[Items from an interface collection]
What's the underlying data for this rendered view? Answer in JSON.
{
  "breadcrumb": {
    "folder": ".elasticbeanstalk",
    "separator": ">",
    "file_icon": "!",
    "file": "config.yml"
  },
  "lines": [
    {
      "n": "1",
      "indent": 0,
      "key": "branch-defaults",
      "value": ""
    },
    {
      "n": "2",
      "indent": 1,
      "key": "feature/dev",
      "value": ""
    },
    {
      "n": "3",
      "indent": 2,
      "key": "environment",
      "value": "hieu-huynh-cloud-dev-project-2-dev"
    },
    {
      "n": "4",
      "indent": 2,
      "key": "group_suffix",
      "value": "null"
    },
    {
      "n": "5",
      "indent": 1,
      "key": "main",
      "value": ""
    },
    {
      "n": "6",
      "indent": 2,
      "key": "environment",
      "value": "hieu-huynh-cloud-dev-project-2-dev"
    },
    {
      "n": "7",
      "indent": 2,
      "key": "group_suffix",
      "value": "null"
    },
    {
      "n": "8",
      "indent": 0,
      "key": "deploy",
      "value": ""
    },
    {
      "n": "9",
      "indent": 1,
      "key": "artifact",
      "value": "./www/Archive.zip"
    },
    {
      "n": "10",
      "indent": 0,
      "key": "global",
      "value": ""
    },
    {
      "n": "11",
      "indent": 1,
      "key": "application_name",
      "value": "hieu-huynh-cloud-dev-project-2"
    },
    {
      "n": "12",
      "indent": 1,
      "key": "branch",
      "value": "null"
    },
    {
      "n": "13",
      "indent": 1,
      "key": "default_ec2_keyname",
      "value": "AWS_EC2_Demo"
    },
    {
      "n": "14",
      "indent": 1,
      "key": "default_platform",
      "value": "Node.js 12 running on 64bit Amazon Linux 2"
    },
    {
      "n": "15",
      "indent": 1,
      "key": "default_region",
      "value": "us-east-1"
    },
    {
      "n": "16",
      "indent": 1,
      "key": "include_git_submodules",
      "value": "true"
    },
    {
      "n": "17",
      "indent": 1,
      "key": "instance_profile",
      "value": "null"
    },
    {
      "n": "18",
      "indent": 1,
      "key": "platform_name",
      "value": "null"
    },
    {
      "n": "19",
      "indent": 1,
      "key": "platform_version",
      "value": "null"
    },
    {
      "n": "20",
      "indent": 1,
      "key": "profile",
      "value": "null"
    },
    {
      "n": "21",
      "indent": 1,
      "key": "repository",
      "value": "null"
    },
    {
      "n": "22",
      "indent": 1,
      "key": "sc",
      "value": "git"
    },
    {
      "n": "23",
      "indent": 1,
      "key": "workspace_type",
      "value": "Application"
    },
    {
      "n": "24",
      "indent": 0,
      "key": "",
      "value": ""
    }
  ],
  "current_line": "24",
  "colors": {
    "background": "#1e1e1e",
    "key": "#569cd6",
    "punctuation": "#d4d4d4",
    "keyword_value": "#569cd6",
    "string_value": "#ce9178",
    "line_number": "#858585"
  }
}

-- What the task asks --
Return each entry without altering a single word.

-- Answer space --
What's the underlying data for this rendered view? Answer in JSON.
{
  "breadcrumb": {
    "folder": ".elasticbeanstalk",
    "separator": ">",
    "file_icon": "!",
    "file": "config.yml"
  },
  "lines": [
    {
      "n": "1",
      "indent": 0,
      "key": "branch-defaults",
      "value": ""
    },
    {
      "n": "2",
      "indent": 1,
      "key": "feature/dev",
      "value": ""
    },
    {
      "n": "3",
      "indent": 2,
      "key": "environment",
      "value": "hieu-huynh-cloud-dev-project-2-dev"
    },
    {
      "n": "4",
      "indent": 2,
      "key": "group_suffix",
      "value": "null"
    },
    {
      "n": "5",
      "indent": 1,
      "key": "main",
      "value": ""
    },
    {
      "n": "6",
      "indent": 2,
      "key": "environment",
      "value": "hieu-huynh-cloud-dev-project-2-dev"
    },
    {
      "n": "7",
      "indent": 2,
      "key": "group_suffix",
      "value": "null"
    },
    {
      "n": "8",
      "indent": 0,
      "key": "deploy",
      "value": ""
    },
    {
      "n": "9",
      "indent": 1,
      "key": "artifact",
      "value": "./www/Archive.zip"
    },
    {
      "n": "10",
      "indent": 0,
      "key": "global",
      "value": ""
    },
    {
      "n": "11",
      "indent": 1,
      "key": "application_name",
      "value": "hieu-huynh-cloud-dev-project-2"
    },
    {
      "n": "12",
      "indent": 1,
      "key": "branch",
      "value": "null"
    },
    {
      "n": "13",
      "indent": 1,
      "key": "default_ec2_keyname",
      "value": "AWS_EC2_Demo"
    },
    {
      "n": "14",
      "indent": 1,
      "key": "default_platform",
      "value": "Node.js 12 running on 64bit Amazon Linux 2"
    },
    {
      "n": "15",
      "indent": 1,
      "key": "default_region",
      "value": "us-east-1"
    },
    {
      "n": "16",
      "indent": 1,
      "key": "include_git_submodules",
      "value": "true"
    },
    {
      "n": "17",
      "indent": 1,
      "key": "instance_profile",
      "value": "null"
    },
    {
      "n": "18",
      "indent": 1,
      "key": "platform_name",
      "value": "null"
    },
    {
      "n": "19",
      "indent": 1,
      "key": "platform_version",
      "value": "null"
    },
    {
      "n": "20",
      "indent": 1,
      "key": "profile",
      "value": "null"
    },
    {
      "n": "21",
      "indent": 1,
      "key": "repository",
      "value": "null"
    },
    {
      "n": "22",
      "indent": 1,
      "key": "sc",
      "value": "git"
    },
    {
      "n": "23",
      "indent": 1,
      "key": "workspace_type",
      "value": "Application"
    },
    {
      "n": "24",
      "indent": 0,
      "key": "",
      "value": ""
    }
  ],
  "current_line": "24",
  "colors": {
    "background": "#1e1e1e",
    "key": "#569cd6",
    "punctuation": "#d4d4d4",
    "keyword_value": "#569cd6",
    "string_value": "#ce9178",
    "line_number": "#858585"
  }
}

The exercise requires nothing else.